By the time they came home, they met the requirement for disability status: PTSD; hearing loss; damage to their backs. Ruben had thought about what he wanted to do next while in Afghanistan. He knew it had to be something where he continued to feel the heat of battle, use his hands, push his body. Sam wanted to do something with his psychology bachelor degree. Ruben figured he’d take the NYC police exam. Sam applied for a masters program in social work. Neither thought about a culinary career.
Two Truck Smoothies
In developing the menu for their truck, the men wanted to blend together Cuban-Chinese and Hispanic food traditions, then put their own spin on it.
As a preview of some of their recipes that you’ll read about in the next installments, I give you these flirty little drinks, each a take-off of two Hispanic drinks.
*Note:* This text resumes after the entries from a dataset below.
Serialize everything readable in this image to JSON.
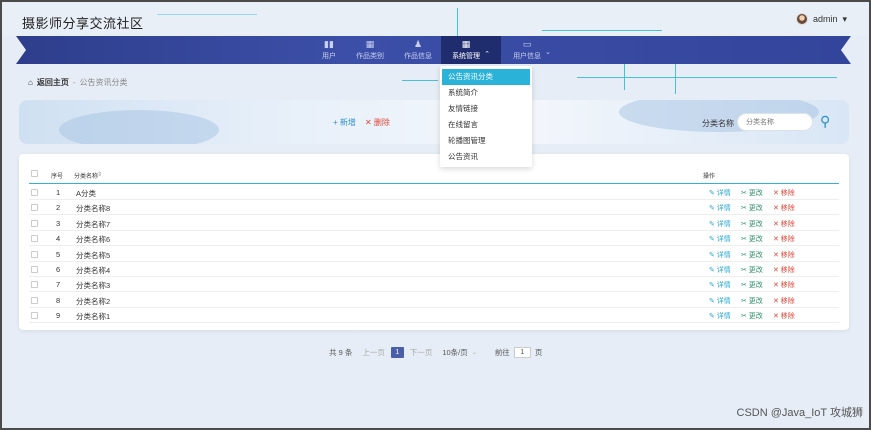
{
  "header": {
    "title": "摄影师分享交流社区",
    "user": "admin",
    "user_caret": "▾"
  },
  "nav": {
    "items": [
      {
        "icon": "▮▮",
        "label": "用户"
      },
      {
        "icon": "▦",
        "label": "作品类别"
      },
      {
        "icon": "♟",
        "label": "作品信息"
      },
      {
        "icon": "▦",
        "label": "系统管理",
        "caret": "⌃"
      },
      {
        "icon": "▭",
        "label": "用户信息",
        "caret": "⌄"
      }
    ]
  },
  "dropdown": {
    "items": [
      "公告资讯分类",
      "系统简介",
      "友情链接",
      "在线留言",
      "轮播图管理",
      "公告资讯"
    ],
    "selected": "公告资讯分类"
  },
  "breadcrumb": {
    "home": "返回主页",
    "sep": "-",
    "current": "公告资讯分类"
  },
  "toolbar": {
    "add": "+ 新增",
    "delete": "✕ 删除",
    "search_label": "分类名称",
    "search_placeholder": "分类名称"
  },
  "table": {
    "headers": {
      "index": "序号",
      "name": "分类名称",
      "sort": "⇕",
      "actions": "操作"
    },
    "action_labels": {
      "detail": "✎ 详情",
      "edit": "✂ 更改",
      "remove": "✕ 移除"
    },
    "rows": [
      {
        "index": "1",
        "name": "A分类"
      },
      {
        "index": "2",
        "name": "分类名称8"
      },
      {
        "index": "3",
        "name": "分类名称7"
      },
      {
        "index": "4",
        "name": "分类名称6"
      },
      {
        "index": "5",
        "name": "分类名称5"
      },
      {
        "index": "6",
        "name": "分类名称4"
      },
      {
        "index": "7",
        "name": "分类名称3"
      },
      {
        "index": "8",
        "name": "分类名称2"
      },
      {
        "index": "9",
        "name": "分类名称1"
      }
    ]
  },
  "pagination": {
    "total": "共 9 条",
    "prev": "上一页",
    "page": "1",
    "next": "下一页",
    "page_size": "10条/页",
    "goto_label": "前往",
    "goto_value": "1",
    "page_unit": "页"
  },
  "watermark": "CSDN @Java_IoT 攻城狮",
  "colors": {
    "nav": "#33449b",
    "accent": "#2ab2d8",
    "danger": "#e0473a"
  }
}
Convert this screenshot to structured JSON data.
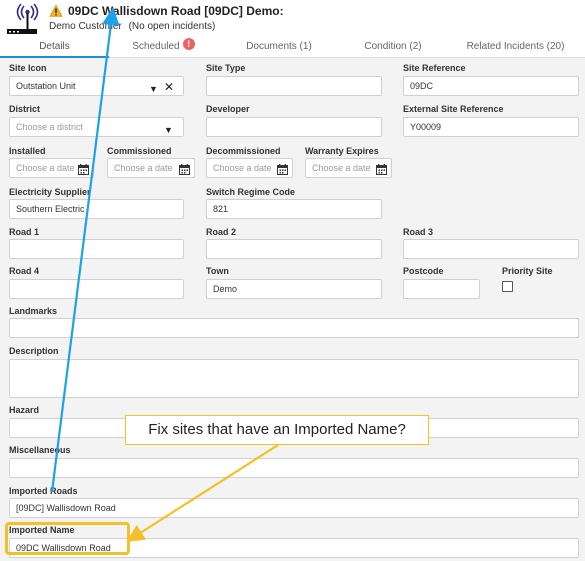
{
  "header": {
    "title": "09DC Wallisdown Road [09DC] Demo:",
    "customer": "Demo Customer",
    "incidents": "(No open incidents)",
    "site_icon": "radio-mast-icon",
    "warning_icon": "warning-triangle-icon"
  },
  "tabs": [
    {
      "label": "Details"
    },
    {
      "label": "Scheduled",
      "badge": "!"
    },
    {
      "label": "Documents (1)"
    },
    {
      "label": "Condition (2)"
    },
    {
      "label": "Related Incidents (20)"
    }
  ],
  "fields": {
    "site_icon": {
      "label": "Site Icon",
      "value": "Outstation Unit"
    },
    "site_type": {
      "label": "Site Type",
      "value": ""
    },
    "site_reference": {
      "label": "Site Reference",
      "value": "09DC"
    },
    "district": {
      "label": "District",
      "placeholder": "Choose a district"
    },
    "developer": {
      "label": "Developer",
      "value": ""
    },
    "external_site_reference": {
      "label": "External Site Reference",
      "value": "Y00009"
    },
    "installed": {
      "label": "Installed",
      "placeholder": "Choose a date"
    },
    "commissioned": {
      "label": "Commissioned",
      "placeholder": "Choose a date"
    },
    "decommissioned": {
      "label": "Decommissioned",
      "placeholder": "Choose a date"
    },
    "warranty_expires": {
      "label": "Warranty Expires",
      "placeholder": "Choose a date"
    },
    "electricity_supplier": {
      "label": "Electricity Supplier",
      "value": "Southern Electric"
    },
    "switch_regime_code": {
      "label": "Switch Regime Code",
      "value": "821"
    },
    "road1": {
      "label": "Road 1",
      "value": ""
    },
    "road2": {
      "label": "Road 2",
      "value": ""
    },
    "road3": {
      "label": "Road 3",
      "value": ""
    },
    "road4": {
      "label": "Road 4",
      "value": ""
    },
    "town": {
      "label": "Town",
      "value": "Demo"
    },
    "postcode": {
      "label": "Postcode",
      "value": ""
    },
    "priority_site": {
      "label": "Priority Site",
      "checked": false
    },
    "landmarks": {
      "label": "Landmarks",
      "value": ""
    },
    "description": {
      "label": "Description",
      "value": ""
    },
    "hazard": {
      "label": "Hazard",
      "value": ""
    },
    "miscellaneous": {
      "label": "Miscellaneous",
      "value": ""
    },
    "imported_roads": {
      "label": "Imported Roads",
      "value": "[09DC] Wallisdown Road"
    },
    "imported_name": {
      "label": "Imported Name",
      "value": "09DC Wallisdown Road"
    }
  },
  "annotation": {
    "callout_text": "Fix sites that have an Imported Name?",
    "arrow_blue": "#1aa3e6",
    "arrow_yellow": "#f2c028"
  },
  "colors": {
    "accent": "#1e8fd6",
    "badge": "#e8645f",
    "warning": "#f0b429"
  }
}
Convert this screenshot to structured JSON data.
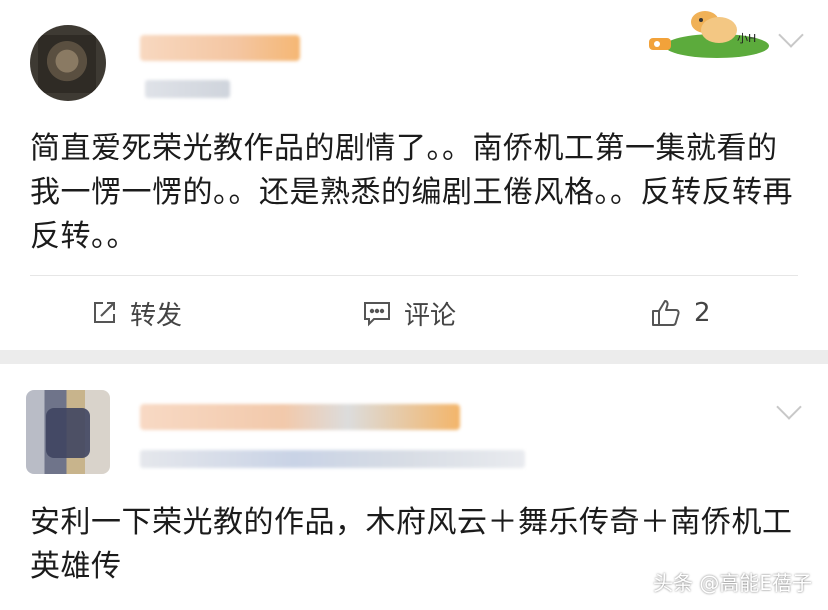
{
  "posts": [
    {
      "content": "简直爱死荣光教作品的剧情了。。南侨机工第一集就看的我一愣一愣的。。还是熟悉的编剧王倦风格。。反转反转再反转。。",
      "actions": {
        "repost_label": "转发",
        "comment_label": "评论",
        "like_count": "2"
      },
      "sticker_text": "小H"
    },
    {
      "content": "安利一下荣光教的作品，木府风云＋舞乐传奇＋南侨机工英雄传"
    }
  ],
  "watermark": "头条 @高能E蓓子",
  "colors": {
    "separator": "#ececec",
    "name_blur": "#f6c9a6",
    "meta_blur": "#d5dae3"
  },
  "icons": [
    "repost-icon",
    "comment-icon",
    "like-icon",
    "chevron-down-icon"
  ]
}
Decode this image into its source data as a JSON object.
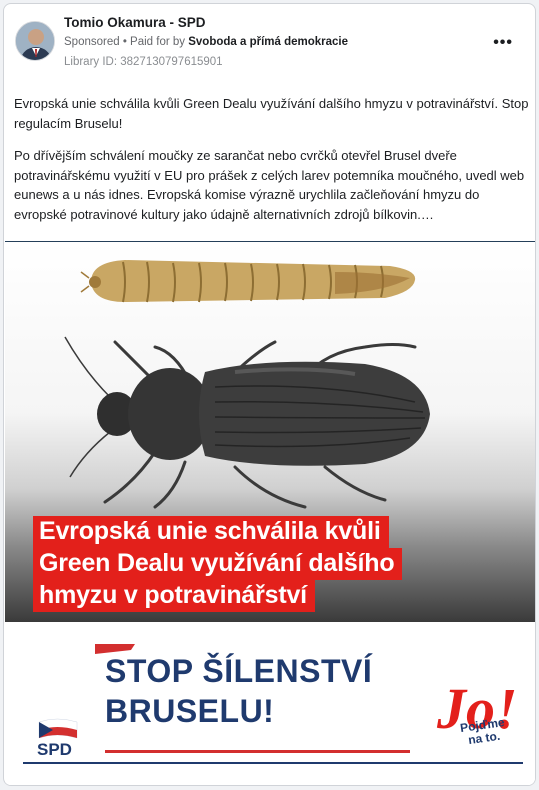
{
  "post": {
    "page_name": "Tomio Okamura - SPD",
    "sponsored": "Sponsored",
    "paid_prefix": "• Paid for by",
    "payer": "Svoboda a přímá demokracie",
    "library_id": "Library ID: 3827130797615901",
    "more_icon": "more-dots-icon",
    "text_p1": "Evropská unie schválila kvůli Green Dealu využívání dalšího hmyzu v potravinářství. Stop regulacím Bruselu!",
    "text_p2": "Po dřívějším schválení moučky ze sarančat nebo cvrčků otevřel Brusel dveře potravinářskému využití v EU pro prášek z celých larev potemníka moučného, uvedl web eunews a u nás idnes. Evropská komise výrazně urychlila začleňování hmyzu do evropské potravinové kultury jako údajně alternativních zdrojů bílkovin.…"
  },
  "creative": {
    "headline_1": "Evropská unie schválila kvůli",
    "headline_2": "Green Dealu využívání dalšího",
    "headline_3": "hmyzu v potravinářství",
    "slogan_1": "STOP ŠÍLENSTVÍ",
    "slogan_2": "BRUSELU!",
    "spd_label": "SPD",
    "jo_text": "Jo!",
    "jo_tag_1": "Pojďme",
    "jo_tag_2": "na to.",
    "colors": {
      "headline_bg": "#e3201b",
      "brand_blue": "#1f3a6e",
      "brand_red": "#d32f2f"
    }
  }
}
If you add some rum, they make kicker cocktails.
Start off by making a base comprised of :
1 13 1/2 can of coconut water
1 quart of water
Blend on high until frothy. If you want it to be creamer either use coconut cream or add about a tablespoon of plain yogurt.
You’ll have about 27 ounces of base.
Enjoy! And stay tune for so much more!
13 1/2 ounces (or half) coconut milk base
2 navel oranges, peeled and pith completely scraped off (it’ll make it bitter, otherwise), cut into pieces
handful of shredded carrots
10 oz orange juice (for really special occasions squeeze your own)
1 to 2 Tbsp flak and chia seed mix
Handful of ice
Everything goes into the blender. Whirl for a minute or two until frothy and ice is completely incorporated.
13 1/2 ounces coconut milk base
1 to 2 T flax seed
1 Tbsp chia seed
1 big Tbsp cinnamon
Handful of ice
Mix all ingredients together. Pour into a glass and sprinkle more cinnamon on top